#### DATA FOR REVIEW:
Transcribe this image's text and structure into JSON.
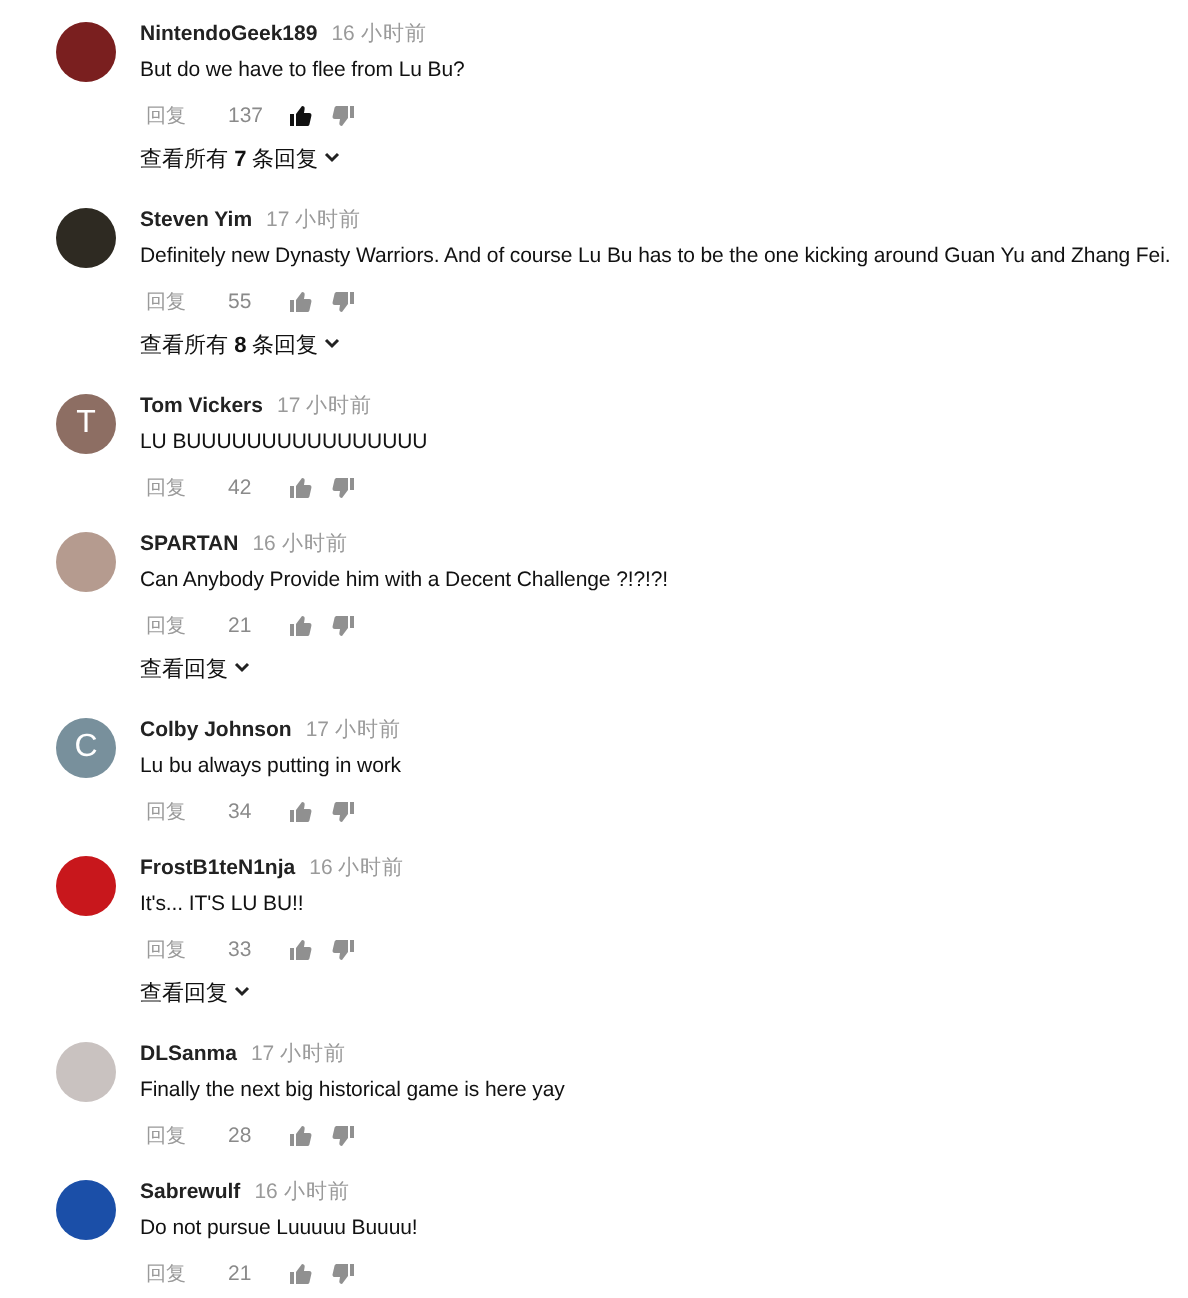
{
  "comments": [
    {
      "author": "NintendoGeek189",
      "time": "16 小时前",
      "text": "But do we have to flee from Lu Bu?",
      "reply_label": "回复",
      "likes": "137",
      "liked": true,
      "avatar": {
        "kind": "image",
        "color": "#7a1f1f"
      },
      "replies_link": "查看所有 **7** 条回复"
    },
    {
      "author": "Steven Yim",
      "time": "17 小时前",
      "text": "Definitely new Dynasty Warriors. And of course Lu Bu has to be the one kicking around Guan Yu and Zhang Fei.",
      "reply_label": "回复",
      "likes": "55",
      "liked": false,
      "avatar": {
        "kind": "image",
        "color": "#2e2a22"
      },
      "replies_link": "查看所有 **8** 条回复"
    },
    {
      "author": "Tom Vickers",
      "time": "17 小时前",
      "text": "LU BUUUUUUUUUUUUUUUU",
      "reply_label": "回复",
      "likes": "42",
      "liked": false,
      "avatar": {
        "kind": "letter",
        "letter": "T",
        "color": "#8d6e63"
      }
    },
    {
      "author": "SPARTAN",
      "time": "16 小时前",
      "text": "Can Anybody Provide him with a Decent Challenge ?!?!?!",
      "reply_label": "回复",
      "likes": "21",
      "liked": false,
      "avatar": {
        "kind": "image",
        "color": "#b59b8f"
      },
      "replies_link": "查看回复"
    },
    {
      "author": "Colby Johnson",
      "time": "17 小时前",
      "text": "Lu bu always putting in work",
      "reply_label": "回复",
      "likes": "34",
      "liked": false,
      "avatar": {
        "kind": "letter",
        "letter": "C",
        "color": "#78909c"
      }
    },
    {
      "author": "FrostB1teN1nja",
      "time": "16 小时前",
      "text": "It's... IT'S LU BU!!",
      "reply_label": "回复",
      "likes": "33",
      "liked": false,
      "avatar": {
        "kind": "image",
        "color": "#c8171c"
      },
      "replies_link": "查看回复"
    },
    {
      "author": "DLSanma",
      "time": "17 小时前",
      "text": "Finally the next big historical game is here yay",
      "reply_label": "回复",
      "likes": "28",
      "liked": false,
      "avatar": {
        "kind": "image",
        "color": "#c9c2c0"
      }
    },
    {
      "author": "Sabrewulf",
      "time": "16 小时前",
      "text": "Do not pursue Luuuuu Buuuu!",
      "reply_label": "回复",
      "likes": "21",
      "liked": false,
      "avatar": {
        "kind": "image",
        "color": "#1b4fa8"
      }
    }
  ]
}
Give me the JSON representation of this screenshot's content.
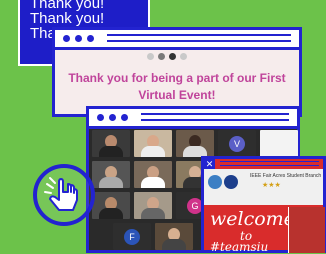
{
  "thank_you_panel": {
    "lines": [
      "Thank you!",
      "Thank you!",
      "Tha"
    ]
  },
  "main_card": {
    "message": "Thank you for being a part of our First Virtual Event!"
  },
  "zoom_window": {
    "avatar_letters": [
      "V",
      "G",
      "F"
    ]
  },
  "welcome_window": {
    "header_title": "IEEE Fair Acres Student Branch",
    "stars": "★★★",
    "welcome": "welcome!",
    "to": "to",
    "hashtag": "#teamsiu"
  },
  "colors": {
    "background": "#6cc24a",
    "frame_blue": "#2323d0",
    "message_pink": "#c0449b",
    "welcome_red": "#d92c2c"
  }
}
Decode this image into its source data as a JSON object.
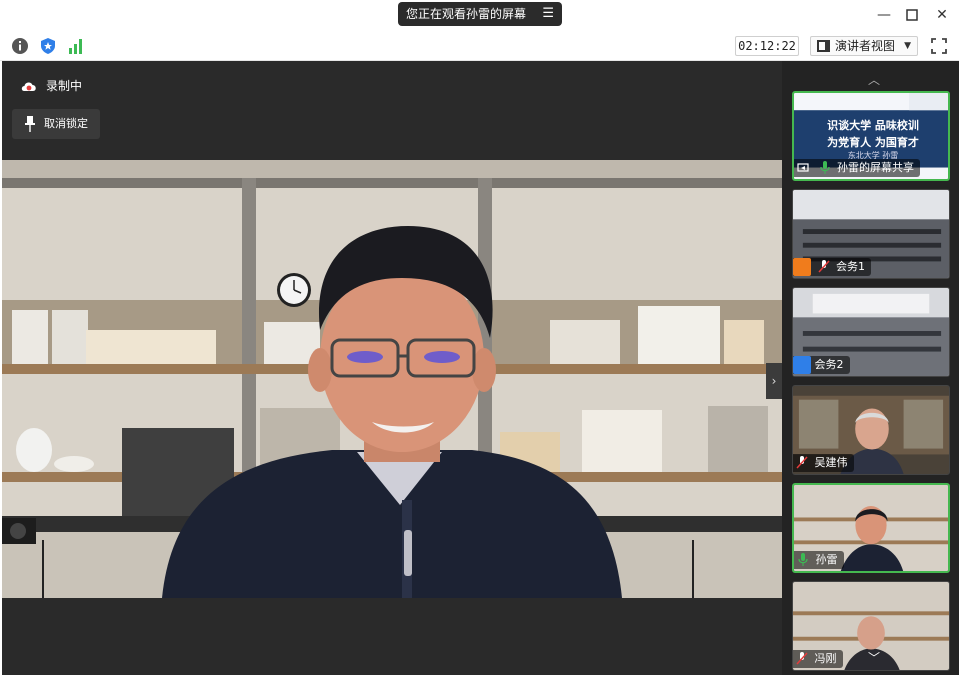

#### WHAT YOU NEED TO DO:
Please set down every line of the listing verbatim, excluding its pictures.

#### RESULT:
Transcribe this image's text and structure into JSON.
{
  "comments": [
    {
      "author": "NintendoGeek189",
      "time": "16 小时前",
      "text": "But do we have to flee from Lu Bu?",
      "reply_label": "回复",
      "likes": "137",
      "liked": true,
      "avatar": {
        "kind": "image",
        "color": "#7a1f1f"
      },
      "replies_link": "查看所有 **7** 条回复"
    },
    {
      "author": "Steven Yim",
      "time": "17 小时前",
      "text": "Definitely new Dynasty Warriors. And of course Lu Bu has to be the one kicking around Guan Yu and Zhang Fei.",
      "reply_label": "回复",
      "likes": "55",
      "liked": false,
      "avatar": {
        "kind": "image",
        "color": "#2e2a22"
      },
      "replies_link": "查看所有 **8** 条回复"
    },
    {
      "author": "Tom Vickers",
      "time": "17 小时前",
      "text": "LU BUUUUUUUUUUUUUUUU",
      "reply_label": "回复",
      "likes": "42",
      "liked": false,
      "avatar": {
        "kind": "letter",
        "letter": "T",
        "color": "#8d6e63"
      }
    },
    {
      "author": "SPARTAN",
      "time": "16 小时前",
      "text": "Can Anybody Provide him with a Decent Challenge ?!?!?!",
      "reply_label": "回复",
      "likes": "21",
      "liked": false,
      "avatar": {
        "kind": "image",
        "color": "#b59b8f"
      },
      "replies_link": "查看回复"
    },
    {
      "author": "Colby Johnson",
      "time": "17 小时前",
      "text": "Lu bu always putting in work",
      "reply_label": "回复",
      "likes": "34",
      "liked": false,
      "avatar": {
        "kind": "letter",
        "letter": "C",
        "color": "#78909c"
      }
    },
    {
      "author": "FrostB1teN1nja",
      "time": "16 小时前",
      "text": "It's... IT'S LU BU!!",
      "reply_label": "回复",
      "likes": "33",
      "liked": false,
      "avatar": {
        "kind": "image",
        "color": "#c8171c"
      },
      "replies_link": "查看回复"
    },
    {
      "author": "DLSanma",
      "time": "17 小时前",
      "text": "Finally the next big historical game is here yay",
      "reply_label": "回复",
      "likes": "28",
      "liked": false,
      "avatar": {
        "kind": "image",
        "color": "#c9c2c0"
      }
    },
    {
      "author": "Sabrewulf",
      "time": "16 小时前",
      "text": "Do not pursue Luuuuu Buuuu!",
      "reply_label": "回复",
      "likes": "21",
      "liked": false,
      "avatar": {
        "kind": "image",
        "color": "#1b4fa8"
      }
    }
  ]
}
Give me the JSON representation of this screenshot's content.
{
  "thank_you_panel": {
    "lines": [
      "Thank you!",
      "Thank you!",
      "Tha"
    ]
  },
  "main_card": {
    "message": "Thank you for being a part of our First Virtual Event!"
  },
  "zoom_window": {
    "avatar_letters": [
      "V",
      "G",
      "F"
    ]
  },
  "welcome_window": {
    "header_title": "IEEE Fair Acres Student Branch",
    "stars": "★★★",
    "welcome": "welcome!",
    "to": "to",
    "hashtag": "#teamsiu"
  },
  "colors": {
    "background": "#6cc24a",
    "frame_blue": "#2323d0",
    "message_pink": "#c0449b",
    "welcome_red": "#d92c2c"
  }
}
Decode this image into its source data as a JSON object.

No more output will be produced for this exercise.